Sweden has long had a can and bottle deposit system that gives people money back when they recycle – since 1984 for aluminium cans, and since 1994 for plastic bottles. Each year Swedes recycle 1.8 billion bottles and cans using the so-called pant system. It even has its own verb in Swedish, panta.
What is pant Sweden?
In Sweden, the deposit on the bottles and cans is called pant and the process described above is even a verb, panta, which usually refers to the process of putting bottles in the supermarket’s magic machines. More generally, panta means to hand something in and get money in return (such as for example in a pawnshop).
What does 2 pant mean?
It’s a refund system in norway, you get 1kr (10p) on cans and small 0.5l bottles, and 2.5kr (25p) on 1.5l bottles.
How does the Swedish recycling system work?
Swedes commonly separate all rubbish in their homes and deposit it in separate containers according to type, such as metal, glass, plastic or food. Then food is used for creating biogas, while glass bottles are reused or melting to produce new glass container.
How does the pant machine work?
The pant machines are stationed in the entrance of all supermarkets; simply place your bottles and cans one by one on the slot, and the system calculates the pant value you get with each one. Once you’re done, the machine issues a receipt with the amount in NOK.
How does pant work in Norway?
To pant in Norway is to return a drinks bottle or can to the supermarket and get a refund of the deposit you paid when purchasing. … Most supermarkets contain “reverse vending” machines which take the bottles and cans in exchange for a receipt, which you cash in at the till.
Can you return to Sweden?
Every grocery store in Sweden has a machine where you can return plastic bottles and cans, e.g. water bottles and beer cans. … Sweden’s recycling scheme also applies to trash.
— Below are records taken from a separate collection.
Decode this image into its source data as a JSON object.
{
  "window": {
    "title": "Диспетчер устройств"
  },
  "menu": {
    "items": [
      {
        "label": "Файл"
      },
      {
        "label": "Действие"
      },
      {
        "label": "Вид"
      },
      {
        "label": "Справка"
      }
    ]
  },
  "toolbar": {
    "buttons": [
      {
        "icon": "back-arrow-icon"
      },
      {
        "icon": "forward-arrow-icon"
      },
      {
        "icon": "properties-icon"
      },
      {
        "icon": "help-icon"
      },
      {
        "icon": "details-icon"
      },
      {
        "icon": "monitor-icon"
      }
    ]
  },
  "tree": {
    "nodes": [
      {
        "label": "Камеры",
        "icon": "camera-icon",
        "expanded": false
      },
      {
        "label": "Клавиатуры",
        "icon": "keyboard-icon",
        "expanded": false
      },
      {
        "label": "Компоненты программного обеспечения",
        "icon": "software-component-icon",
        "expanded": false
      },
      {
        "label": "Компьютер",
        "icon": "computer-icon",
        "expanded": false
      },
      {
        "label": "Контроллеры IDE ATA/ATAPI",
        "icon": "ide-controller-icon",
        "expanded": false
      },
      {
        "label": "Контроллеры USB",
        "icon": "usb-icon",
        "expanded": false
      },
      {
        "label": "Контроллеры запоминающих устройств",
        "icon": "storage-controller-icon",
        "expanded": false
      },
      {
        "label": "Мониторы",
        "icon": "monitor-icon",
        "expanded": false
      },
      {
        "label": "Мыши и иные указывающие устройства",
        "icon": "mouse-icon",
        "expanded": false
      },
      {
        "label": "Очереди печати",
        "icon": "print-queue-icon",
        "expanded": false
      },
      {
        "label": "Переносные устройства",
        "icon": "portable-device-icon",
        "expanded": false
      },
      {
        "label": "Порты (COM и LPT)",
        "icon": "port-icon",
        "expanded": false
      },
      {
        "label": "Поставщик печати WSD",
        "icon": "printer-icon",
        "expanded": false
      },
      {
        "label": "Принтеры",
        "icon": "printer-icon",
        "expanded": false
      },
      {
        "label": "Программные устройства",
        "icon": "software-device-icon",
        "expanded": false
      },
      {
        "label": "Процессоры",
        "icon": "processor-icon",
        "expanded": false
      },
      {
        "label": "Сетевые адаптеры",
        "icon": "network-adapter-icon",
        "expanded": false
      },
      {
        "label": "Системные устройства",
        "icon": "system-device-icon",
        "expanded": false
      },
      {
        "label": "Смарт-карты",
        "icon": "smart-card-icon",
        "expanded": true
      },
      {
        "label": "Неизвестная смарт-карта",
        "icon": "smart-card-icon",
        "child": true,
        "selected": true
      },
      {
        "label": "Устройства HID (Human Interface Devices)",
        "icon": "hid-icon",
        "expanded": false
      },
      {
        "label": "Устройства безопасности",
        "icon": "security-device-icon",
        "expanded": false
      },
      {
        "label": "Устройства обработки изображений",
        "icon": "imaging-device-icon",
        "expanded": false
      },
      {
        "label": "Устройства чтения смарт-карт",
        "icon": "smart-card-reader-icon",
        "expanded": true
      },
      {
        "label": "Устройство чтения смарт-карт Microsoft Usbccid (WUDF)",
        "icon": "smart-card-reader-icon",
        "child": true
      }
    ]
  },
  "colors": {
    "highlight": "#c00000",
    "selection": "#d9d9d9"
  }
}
Swedes separate between normal, sometimes even bio waste, glass, paper and plastics.
What is pant in Denmark?
Only bottles and cans which are part of the scheme are permitted to bear the ABC system mark. Pant is Danish for ‘deposit’ and appears on the label which adds to its clarity. … Nearly 3000 stores throughout Denmark have reverse vending machines, where consumers can return all deposit marked bottles and cans.
How does Norway recycle?
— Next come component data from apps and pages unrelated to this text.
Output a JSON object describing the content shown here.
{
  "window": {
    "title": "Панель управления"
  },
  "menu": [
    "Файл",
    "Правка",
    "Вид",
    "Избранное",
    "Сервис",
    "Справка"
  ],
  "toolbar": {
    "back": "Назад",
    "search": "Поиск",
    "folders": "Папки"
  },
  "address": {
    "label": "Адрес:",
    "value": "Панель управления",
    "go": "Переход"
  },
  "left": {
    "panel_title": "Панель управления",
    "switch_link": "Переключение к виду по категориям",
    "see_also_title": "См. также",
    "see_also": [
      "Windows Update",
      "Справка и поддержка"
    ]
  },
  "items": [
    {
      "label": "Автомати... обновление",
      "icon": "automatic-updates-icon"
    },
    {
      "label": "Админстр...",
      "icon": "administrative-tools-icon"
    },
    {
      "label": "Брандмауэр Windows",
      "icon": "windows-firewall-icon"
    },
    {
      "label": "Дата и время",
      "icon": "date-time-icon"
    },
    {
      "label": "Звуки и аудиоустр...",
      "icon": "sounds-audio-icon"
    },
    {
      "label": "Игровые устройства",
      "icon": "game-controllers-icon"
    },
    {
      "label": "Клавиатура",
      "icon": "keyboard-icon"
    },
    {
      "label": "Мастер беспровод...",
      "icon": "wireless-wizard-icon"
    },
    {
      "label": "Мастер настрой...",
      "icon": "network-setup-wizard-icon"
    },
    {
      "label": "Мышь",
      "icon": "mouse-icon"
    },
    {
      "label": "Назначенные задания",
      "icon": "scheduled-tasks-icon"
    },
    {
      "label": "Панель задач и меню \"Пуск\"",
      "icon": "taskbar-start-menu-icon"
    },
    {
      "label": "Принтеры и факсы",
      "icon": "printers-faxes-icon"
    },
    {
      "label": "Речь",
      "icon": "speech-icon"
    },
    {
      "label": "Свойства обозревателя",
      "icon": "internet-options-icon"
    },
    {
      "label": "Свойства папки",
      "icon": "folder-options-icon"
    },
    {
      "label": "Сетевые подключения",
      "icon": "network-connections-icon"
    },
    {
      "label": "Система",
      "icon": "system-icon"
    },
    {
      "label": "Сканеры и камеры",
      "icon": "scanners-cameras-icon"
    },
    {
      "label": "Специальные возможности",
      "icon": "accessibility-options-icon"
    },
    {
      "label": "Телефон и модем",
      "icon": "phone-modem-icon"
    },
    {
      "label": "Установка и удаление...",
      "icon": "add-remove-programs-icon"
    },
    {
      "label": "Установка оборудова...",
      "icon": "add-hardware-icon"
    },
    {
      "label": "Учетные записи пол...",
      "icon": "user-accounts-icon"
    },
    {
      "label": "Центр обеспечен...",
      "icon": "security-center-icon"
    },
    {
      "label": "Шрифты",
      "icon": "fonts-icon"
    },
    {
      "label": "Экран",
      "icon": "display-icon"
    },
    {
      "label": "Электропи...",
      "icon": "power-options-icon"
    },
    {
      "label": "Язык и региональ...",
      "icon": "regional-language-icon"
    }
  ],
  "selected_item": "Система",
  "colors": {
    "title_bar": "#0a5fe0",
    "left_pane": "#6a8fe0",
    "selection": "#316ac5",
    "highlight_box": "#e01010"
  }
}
With a well-functioning deposit system, Norway recycles almost all of its plastic bottles. … The deposit system is widely viewed as the key to the Nordic country’s success. Customers pay a few extra cents when they buy a drink in a plastic bottle, and they’re refunded that amount when they return their empties.
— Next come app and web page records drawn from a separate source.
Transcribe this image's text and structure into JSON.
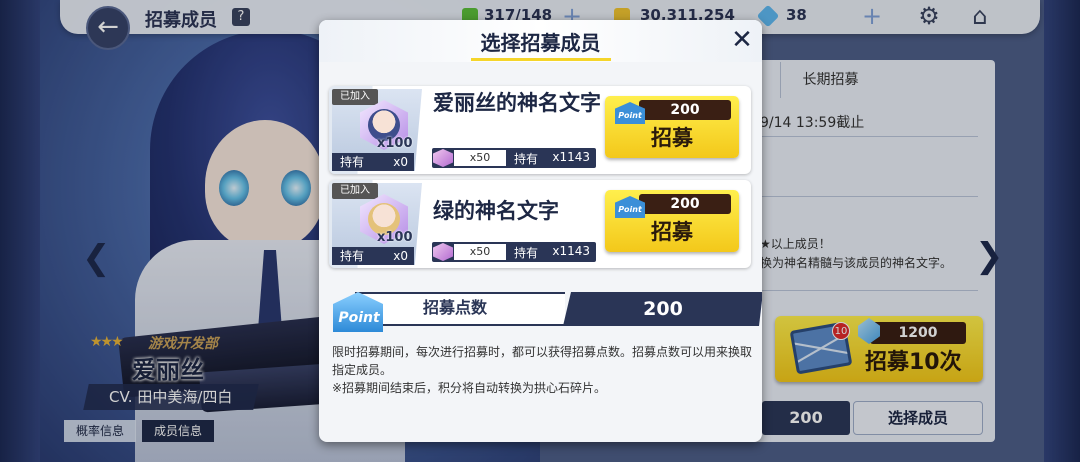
{
  "header": {
    "title": "招募成员",
    "help": "?",
    "stamina": "317/148",
    "gold": "30,311,254",
    "gems": "38",
    "back_icon": "back-arrow-icon",
    "settings_icon": "gear-icon",
    "home_icon": "home-icon"
  },
  "right_panel": {
    "tab_label": "长期招募",
    "deadline": "9/14 13:59截止",
    "notice_line1": "★以上成员！",
    "notice_line2": "换为神名精髓与该成员的神名文字。",
    "gacha10": {
      "badge": "10",
      "cost": "1200",
      "label": "招募10次"
    },
    "points_value": "200",
    "select_button": "选择成员"
  },
  "character": {
    "dept": "游戏开发部",
    "name": "爱丽丝",
    "cv": "CV. 田中美海/四白",
    "rate_info": "概率信息",
    "member_info": "成员信息"
  },
  "modal": {
    "title": "选择招募成员",
    "close_icon": "close-icon",
    "items": [
      {
        "joined": "已加入",
        "count_label": "x100",
        "own_label": "持有",
        "own_value": "x0",
        "name": "爱丽丝的神名文字",
        "frag_need": "x50",
        "frag_own_label": "持有",
        "frag_own_value": "x1143",
        "point_tag": "Point",
        "cost": "200",
        "button": "招募"
      },
      {
        "joined": "已加入",
        "count_label": "x100",
        "own_label": "持有",
        "own_value": "x0",
        "name": "绿的神名文字",
        "frag_need": "x50",
        "frag_own_label": "持有",
        "frag_own_value": "x1143",
        "point_tag": "Point",
        "cost": "200",
        "button": "招募"
      }
    ],
    "points": {
      "icon_text": "Point",
      "label": "招募点数",
      "value": "200"
    },
    "description_line1": "限时招募期间，每次进行招募时，都可以获得招募点数。招募点数可以用来换取指定成员。",
    "description_line2": "※招募期间结束后，积分将自动转换为拱心石碎片。"
  },
  "colors": {
    "accent_yellow": "#f5d52a",
    "navy": "#2a3556",
    "dark_brown": "#3a1f14"
  }
}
Can you return cans for money?
By law, you can bring up to 50 aluminum, 50 glass, 50 plastic, and 50 bi-metal California Redemption Value (CRV) containers and request to be paid by count. You will be paid the full CRV redemption of 5 cents or 10 cents on each container.
What country incinerate their waste?
Once built, they say, incinerators cannibalize recycling, because municipal governments are often locked in by contracts that make it cheaper to get their rubbish burned than to sort it for recyclers. One nation now grappling with the legacy of its long embrace of incineration is Denmark.
Which countries incinerate their waste?
Denmark and Sweden have been leaders by using the energy generated from incineration for more than a century, in localised combined heat and power facilities supporting district heating schemes.
Which country has best waste management system?
1. Germany – 56.1% Since 2016, Germany has had the highest recycling rate in the world, with 56.1% of all waste it produced last year being recycled.
How does Norway recycle plastic?
Consumers can take their plastic bottles to a ‘reverse vending machine,’ which gives them back their money after scanning the barcode of the deposited bottles. However, they must return the bottle empty with no liquid, or the machine will give the deposit to the shopkeeper instead, who will have to empty the bottle.
How does Norway dispose of their garbage?
Oslo’s waste incinerator was built with extra capacity to cater for future growth. … Norwegians are meticulous about their waste and divide household rubbish into three bags – blue for plastic to be recycled, green for food waste to make biogas and white for everything else that goes to the waste plant.
How much plastic does Norway recycle?
As of 2018, the recycling rate of PET (polyethylene terephthalate) plastic bottles in Norway was 97 percent, making it a world leader in recycling.